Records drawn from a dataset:
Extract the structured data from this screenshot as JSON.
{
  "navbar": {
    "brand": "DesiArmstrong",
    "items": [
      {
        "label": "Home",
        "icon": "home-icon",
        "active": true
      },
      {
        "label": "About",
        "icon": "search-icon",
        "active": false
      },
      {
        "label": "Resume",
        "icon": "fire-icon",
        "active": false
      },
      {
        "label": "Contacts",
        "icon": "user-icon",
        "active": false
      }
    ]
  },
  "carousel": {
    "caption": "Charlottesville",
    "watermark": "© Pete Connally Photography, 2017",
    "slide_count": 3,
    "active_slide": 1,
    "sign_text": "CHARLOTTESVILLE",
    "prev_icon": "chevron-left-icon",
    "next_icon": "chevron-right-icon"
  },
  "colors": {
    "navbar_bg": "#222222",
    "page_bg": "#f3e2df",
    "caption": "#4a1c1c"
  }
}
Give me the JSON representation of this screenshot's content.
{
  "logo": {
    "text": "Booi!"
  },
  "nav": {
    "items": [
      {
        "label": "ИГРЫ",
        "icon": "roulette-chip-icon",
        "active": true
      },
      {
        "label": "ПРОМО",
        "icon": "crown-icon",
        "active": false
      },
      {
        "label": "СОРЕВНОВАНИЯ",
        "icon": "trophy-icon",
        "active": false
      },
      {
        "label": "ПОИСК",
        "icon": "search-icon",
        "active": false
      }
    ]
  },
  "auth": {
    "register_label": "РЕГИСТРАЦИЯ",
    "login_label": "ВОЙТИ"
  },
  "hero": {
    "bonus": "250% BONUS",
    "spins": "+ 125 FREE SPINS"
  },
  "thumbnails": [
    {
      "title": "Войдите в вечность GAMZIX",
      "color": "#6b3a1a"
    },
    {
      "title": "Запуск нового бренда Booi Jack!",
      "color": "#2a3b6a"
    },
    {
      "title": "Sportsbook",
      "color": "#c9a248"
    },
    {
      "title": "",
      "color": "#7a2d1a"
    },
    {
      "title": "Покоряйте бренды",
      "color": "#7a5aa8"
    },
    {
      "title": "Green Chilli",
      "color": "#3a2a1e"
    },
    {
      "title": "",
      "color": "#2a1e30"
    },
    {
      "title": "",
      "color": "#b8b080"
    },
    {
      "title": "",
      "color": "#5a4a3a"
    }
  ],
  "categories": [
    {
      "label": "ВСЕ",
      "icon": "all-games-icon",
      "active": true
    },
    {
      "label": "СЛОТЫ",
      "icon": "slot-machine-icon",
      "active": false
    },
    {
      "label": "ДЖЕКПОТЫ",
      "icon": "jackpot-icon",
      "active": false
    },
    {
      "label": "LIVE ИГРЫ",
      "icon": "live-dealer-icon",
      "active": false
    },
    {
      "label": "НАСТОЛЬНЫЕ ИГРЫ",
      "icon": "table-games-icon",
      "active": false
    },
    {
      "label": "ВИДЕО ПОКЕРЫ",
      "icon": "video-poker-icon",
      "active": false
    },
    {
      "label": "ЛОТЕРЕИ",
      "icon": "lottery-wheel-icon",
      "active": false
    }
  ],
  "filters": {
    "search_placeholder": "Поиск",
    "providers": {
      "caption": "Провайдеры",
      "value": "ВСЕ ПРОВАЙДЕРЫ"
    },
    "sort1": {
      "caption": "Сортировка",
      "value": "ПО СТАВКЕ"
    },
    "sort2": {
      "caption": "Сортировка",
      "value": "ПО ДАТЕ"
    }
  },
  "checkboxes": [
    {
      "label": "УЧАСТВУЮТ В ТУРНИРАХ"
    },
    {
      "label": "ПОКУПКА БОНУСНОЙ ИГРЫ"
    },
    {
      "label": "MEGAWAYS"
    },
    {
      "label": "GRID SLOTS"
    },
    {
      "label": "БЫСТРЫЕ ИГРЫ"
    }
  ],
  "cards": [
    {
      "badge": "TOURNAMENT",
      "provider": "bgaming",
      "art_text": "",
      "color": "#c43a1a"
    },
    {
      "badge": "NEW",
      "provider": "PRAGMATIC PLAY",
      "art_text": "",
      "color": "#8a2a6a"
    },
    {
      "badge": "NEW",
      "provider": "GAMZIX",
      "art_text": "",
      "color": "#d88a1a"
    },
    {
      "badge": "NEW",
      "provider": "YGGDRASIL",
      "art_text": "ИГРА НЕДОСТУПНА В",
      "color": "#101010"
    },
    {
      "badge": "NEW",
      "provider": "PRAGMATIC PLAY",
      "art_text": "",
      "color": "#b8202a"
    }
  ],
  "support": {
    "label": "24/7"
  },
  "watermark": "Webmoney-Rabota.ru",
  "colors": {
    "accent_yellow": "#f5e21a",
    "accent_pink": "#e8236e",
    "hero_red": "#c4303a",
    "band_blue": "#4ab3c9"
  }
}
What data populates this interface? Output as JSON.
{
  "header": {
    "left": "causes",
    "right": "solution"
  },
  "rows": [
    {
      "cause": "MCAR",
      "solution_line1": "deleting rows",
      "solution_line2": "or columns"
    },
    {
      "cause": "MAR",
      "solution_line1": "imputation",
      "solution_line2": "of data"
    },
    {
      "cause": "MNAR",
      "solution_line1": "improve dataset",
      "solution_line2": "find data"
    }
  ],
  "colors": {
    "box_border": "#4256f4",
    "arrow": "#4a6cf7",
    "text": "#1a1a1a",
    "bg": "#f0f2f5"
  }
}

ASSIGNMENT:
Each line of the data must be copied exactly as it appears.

ANSWER FOR THE TASK:
Extract the structured data from this screenshot as JSON.
{
  "navbar": {
    "brand": "DesiArmstrong",
    "items": [
      {
        "label": "Home",
        "icon": "home-icon",
        "active": true
      },
      {
        "label": "About",
        "icon": "search-icon",
        "active": false
      },
      {
        "label": "Resume",
        "icon": "fire-icon",
        "active": false
      },
      {
        "label": "Contacts",
        "icon": "user-icon",
        "active": false
      }
    ]
  },
  "carousel": {
    "caption": "Charlottesville",
    "watermark": "© Pete Connally Photography, 2017",
    "slide_count": 3,
    "active_slide": 1,
    "sign_text": "CHARLOTTESVILLE",
    "prev_icon": "chevron-left-icon",
    "next_icon": "chevron-right-icon"
  },
  "colors": {
    "navbar_bg": "#222222",
    "page_bg": "#f3e2df",
    "caption": "#4a1c1c"
  }
}
Give me the JSON representation of this screenshot's content.
{
  "logo": {
    "text": "Booi!"
  },
  "nav": {
    "items": [
      {
        "label": "ИГРЫ",
        "icon": "roulette-chip-icon",
        "active": true
      },
      {
        "label": "ПРОМО",
        "icon": "crown-icon",
        "active": false
      },
      {
        "label": "СОРЕВНОВАНИЯ",
        "icon": "trophy-icon",
        "active": false
      },
      {
        "label": "ПОИСК",
        "icon": "search-icon",
        "active": false
      }
    ]
  },
  "auth": {
    "register_label": "РЕГИСТРАЦИЯ",
    "login_label": "ВОЙТИ"
  },
  "hero": {
    "bonus": "250% BONUS",
    "spins": "+ 125 FREE SPINS"
  },
  "thumbnails": [
    {
      "title": "Войдите в вечность GAMZIX",
      "color": "#6b3a1a"
    },
    {
      "title": "Запуск нового бренда Booi Jack!",
      "color": "#2a3b6a"
    },
    {
      "title": "Sportsbook",
      "color": "#c9a248"
    },
    {
      "title": "",
      "color": "#7a2d1a"
    },
    {
      "title": "Покоряйте бренды",
      "color": "#7a5aa8"
    },
    {
      "title": "Green Chilli",
      "color": "#3a2a1e"
    },
    {
      "title": "",
      "color": "#2a1e30"
    },
    {
      "title": "",
      "color": "#b8b080"
    },
    {
      "title": "",
      "color": "#5a4a3a"
    }
  ],
  "categories": [
    {
      "label": "ВСЕ",
      "icon": "all-games-icon",
      "active": true
    },
    {
      "label": "СЛОТЫ",
      "icon": "slot-machine-icon",
      "active": false
    },
    {
      "label": "ДЖЕКПОТЫ",
      "icon": "jackpot-icon",
      "active": false
    },
    {
      "label": "LIVE ИГРЫ",
      "icon": "live-dealer-icon",
      "active": false
    },
    {
      "label": "НАСТОЛЬНЫЕ ИГРЫ",
      "icon": "table-games-icon",
      "active": false
    },
    {
      "label": "ВИДЕО ПОКЕРЫ",
      "icon": "video-poker-icon",
      "active": false
    },
    {
      "label": "ЛОТЕРЕИ",
      "icon": "lottery-wheel-icon",
      "active": false
    }
  ],
  "filters": {
    "search_placeholder": "Поиск",
    "providers": {
      "caption": "Провайдеры",
      "value": "ВСЕ ПРОВАЙДЕРЫ"
    },
    "sort1": {
      "caption": "Сортировка",
      "value": "ПО СТАВКЕ"
    },
    "sort2": {
      "caption": "Сортировка",
      "value": "ПО ДАТЕ"
    }
  },
  "checkboxes": [
    {
      "label": "УЧАСТВУЮТ В ТУРНИРАХ"
    },
    {
      "label": "ПОКУПКА БОНУСНОЙ ИГРЫ"
    },
    {
      "label": "MEGAWAYS"
    },
    {
      "label": "GRID SLOTS"
    },
    {
      "label": "БЫСТРЫЕ ИГРЫ"
    }
  ],
  "cards": [
    {
      "badge": "TOURNAMENT",
      "provider": "bgaming",
      "art_text": "",
      "color": "#c43a1a"
    },
    {
      "badge": "NEW",
      "provider": "PRAGMATIC PLAY",
      "art_text": "",
      "color": "#8a2a6a"
    },
    {
      "badge": "NEW",
      "provider": "GAMZIX",
      "art_text": "",
      "color": "#d88a1a"
    },
    {
      "badge": "NEW",
      "provider": "YGGDRASIL",
      "art_text": "ИГРА НЕДОСТУПНА В",
      "color": "#101010"
    },
    {
      "badge": "NEW",
      "provider": "PRAGMATIC PLAY",
      "art_text": "",
      "color": "#b8202a"
    }
  ],
  "support": {
    "label": "24/7"
  },
  "watermark": "Webmoney-Rabota.ru",
  "colors": {
    "accent_yellow": "#f5e21a",
    "accent_pink": "#e8236e",
    "hero_red": "#c4303a",
    "band_blue": "#4ab3c9"
  }
}
What data populates this interface? Output as JSON.
{
  "header": {
    "left": "causes",
    "right": "solution"
  },
  "rows": [
    {
      "cause": "MCAR",
      "solution_line1": "deleting rows",
      "solution_line2": "or columns"
    },
    {
      "cause": "MAR",
      "solution_line1": "imputation",
      "solution_line2": "of data"
    },
    {
      "cause": "MNAR",
      "solution_line1": "improve dataset",
      "solution_line2": "find data"
    }
  ],
  "colors": {
    "box_border": "#4256f4",
    "arrow": "#4a6cf7",
    "text": "#1a1a1a",
    "bg": "#f0f2f5"
  }
}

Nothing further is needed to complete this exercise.